Even if we took the drastic step of insulating ourselves from the global oil market at some point down the road, we would still have to consider the oil needs of our allies. For better or for worse, our energy supply is tied up with the world’s petrostates. That won’t change until we stop consuming oil—an unlikely outcome in the near future.

Having said all that, this is still news to celebrate. It gives the US more flexibility in its Middle East policies and brings the country a new wave of wealth and jobs. That’s yet another reason to be optimistic about America’s future in this still-young century.

[Oil rig image courtesy of Shutterstock]

Published on May 9, 2013 2:30 pm
  • djul21

    have difficulty in language
    but this blog is very nice and helpful thax

    sorry little link sharing
    how wonderful to share

    sory please cek

    MERCUBUANA

  • http://www.facebook.com/alexander.scipio Alexander Scipio

    “Even if we took the drastic step of insulating ourselves from the global oil market at some point down the road, we would still have to consider the oil needs of our allies. ” That’s OK, Dr Mead, Obama is fixing this, too. Soon we won’t HAVE any allies to worry about.

  • http://www.facebook.com/people/Luke-Lea/579129865 Luke Lea

    Even if North America becomes completely oil self-sufficient—a possibility if you count Canada’s oil supplies in the equation as well—the continent will still be vulnerable to international oil price spikes.

    A point that is too rarely made. The strategic importance of the Persian Gulf is not about to go away.

  • Aaron Bernard

    “The result is that the price of oil drilled in the US is tied to the price of oil abroad. That’s partly why gas prices aren’t coming down as domestic production rises.”

    This is just wrong. American and Canadian oil is setting the marginal price per barrel, not overseas markets. It is precisely *because* oil is expensive that America and Canada are producing more of it, despite production costs being multiples of the cost / bbl of Middle Eastern oil. The cost will never drop below the marginal cost, so anyone who is expecting energy independence to majorly reduce prices is confusing cause and effect.

    We are, sadly, becoming energy independent because energy prices are remaining higher than expensively-produced shale.

  • teapartydoc

    Hmm. I wonder where that Thibeaux guy is right now.

  • http://www.facebook.com/profile.php?id=1395595659 R Bruce Beckner

    Of course, the concept of “energy-independent” “island America” makes no sense with crude being a globally-trade commodity. But Prof. Meade should also take note of the economic benefits to the US of not shipping millions of dollars out of the country to import crude oil, and keeping that money in North America, if not the United States. That is no small economic benefit.

    • rsbsail

      Agreed! The impact on the balance of trade is huge. Citibank had a report last year that said we would have a trade surplus in a few years due to the oil boom, and that would do wonders for the value of the dollar.
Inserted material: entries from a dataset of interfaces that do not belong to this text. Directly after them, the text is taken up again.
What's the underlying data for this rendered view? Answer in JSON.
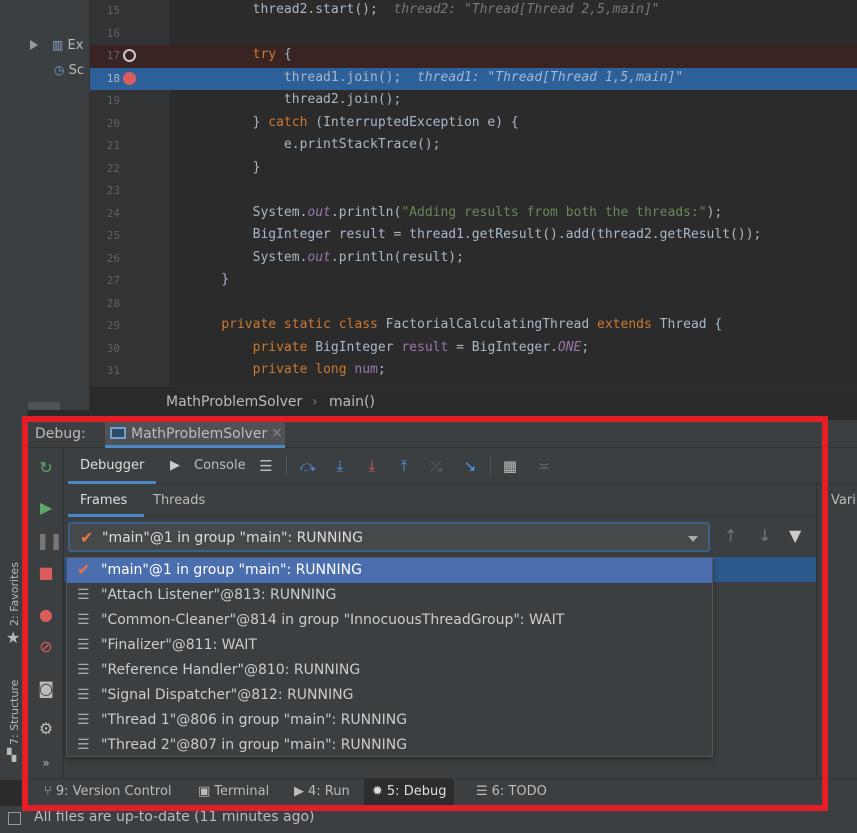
{
  "project_tree": {
    "items": [
      {
        "label": "Ex",
        "icon": "bar-chart-icon"
      },
      {
        "label": "Sc",
        "icon": "scratch-icon"
      }
    ]
  },
  "editor": {
    "lines": [
      {
        "num": "15",
        "code": "        thread2.start();  ",
        "hint": "thread2: \"Thread[Thread 2,5,main]\"",
        "state": ""
      },
      {
        "num": "16",
        "code": "",
        "state": ""
      },
      {
        "num": "17",
        "code": "        <kw>try</kw> {",
        "state": "bp"
      },
      {
        "num": "18",
        "code": "            thread1.join();  ",
        "hint": "thread1: \"Thread[Thread 1,5,main]\"",
        "state": "cur"
      },
      {
        "num": "19",
        "code": "            thread2.join();",
        "state": ""
      },
      {
        "num": "20",
        "code": "        } <kw>catch</kw> (InterruptedException e) {",
        "state": ""
      },
      {
        "num": "21",
        "code": "            e.printStackTrace();",
        "state": ""
      },
      {
        "num": "22",
        "code": "        }",
        "state": ""
      },
      {
        "num": "23",
        "code": "",
        "state": ""
      },
      {
        "num": "24",
        "code": "        System.<fld>out</fld>.println(<str>\"Adding results from both the threads:\"</str>);",
        "state": ""
      },
      {
        "num": "25",
        "code": "        BigInteger result = thread1.getResult().add(thread2.getResult());",
        "state": ""
      },
      {
        "num": "26",
        "code": "        System.<fld>out</fld>.println(result);",
        "state": ""
      },
      {
        "num": "27",
        "code": "    }",
        "state": ""
      },
      {
        "num": "28",
        "code": "",
        "state": ""
      },
      {
        "num": "29",
        "code": "    <kw>private static class</kw> FactorialCalculatingThread <kw>extends</kw> Thread {",
        "state": ""
      },
      {
        "num": "30",
        "code": "        <kw>private</kw> BigInteger <fld2>result</fld2> = BigInteger.<fld>ONE</fld>;",
        "state": ""
      },
      {
        "num": "31",
        "code": "        <kw>private long</kw> <fld2>num</fld2>;",
        "state": ""
      }
    ]
  },
  "breadcrumb": {
    "class_name": "MathProblemSolver",
    "method": "main()",
    "sep": "›"
  },
  "debug": {
    "label": "Debug:",
    "session_tab": "MathProblemSolver",
    "close": "×",
    "tabs": {
      "debugger": "Debugger",
      "console": "Console"
    },
    "subtabs": {
      "frames": "Frames",
      "threads": "Threads"
    },
    "right_pane_label": "Vari",
    "thread_selector": {
      "value": "\"main\"@1 in group \"main\": RUNNING"
    },
    "thread_options": [
      {
        "label": "\"main\"@1 in group \"main\": RUNNING",
        "selected": true
      },
      {
        "label": "\"Attach Listener\"@813: RUNNING",
        "selected": false
      },
      {
        "label": "\"Common-Cleaner\"@814 in group \"InnocuousThreadGroup\": WAIT",
        "selected": false
      },
      {
        "label": "\"Finalizer\"@811: WAIT",
        "selected": false
      },
      {
        "label": "\"Reference Handler\"@810: RUNNING",
        "selected": false
      },
      {
        "label": "\"Signal Dispatcher\"@812: RUNNING",
        "selected": false
      },
      {
        "label": "\"Thread 1\"@806 in group \"main\": RUNNING",
        "selected": false
      },
      {
        "label": "\"Thread 2\"@807 in group \"main\": RUNNING",
        "selected": false
      }
    ]
  },
  "left_strip": {
    "favorites": "2: Favorites",
    "structure": "7: Structure"
  },
  "bottom_bar": {
    "items": [
      {
        "label": "9: Version Control",
        "icon": "git-branch-icon"
      },
      {
        "label": "Terminal",
        "icon": "terminal-icon"
      },
      {
        "label": "4: Run",
        "icon": "run-icon"
      },
      {
        "label": "5: Debug",
        "icon": "bug-icon",
        "active": true
      },
      {
        "label": "6: TODO",
        "icon": "list-icon"
      }
    ]
  },
  "status": {
    "text": "All files are up-to-date (11 minutes ago)"
  },
  "colors": {
    "highlight_frame": "#e41e26",
    "selection": "#4b6eaf",
    "accent": "#4a88c7"
  }
}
  • http://www.facebook.com/stuart.tulloss Stuart Tulloss

    The advantage of producing +100% of our own consumption, even if we export at one place and import at another, is not in the price comming down (althought that is always nice), it comes from the fact that the M.E. cannot cut us off and create panics. The Saudis are funding environmental groups, and may try to lower the world price to keep some of our production off line, but they still need to feed their country. The US is also more likely to export refined products which would count as high paying manufacturing jobs.

  • mikegiles

    Aren’t other costs, such as transportation, included in the price of oil? Even if it is marginally more expensive to drill oil in the US, in the US it goes into a pipeline right to the refinery, and right into a tank truck; as opposed to halfway around the world, to be refined, than another trip around the planet to where it will be used. Not to mention the price spike when the Middle Eastern types get seriously into killing each other again.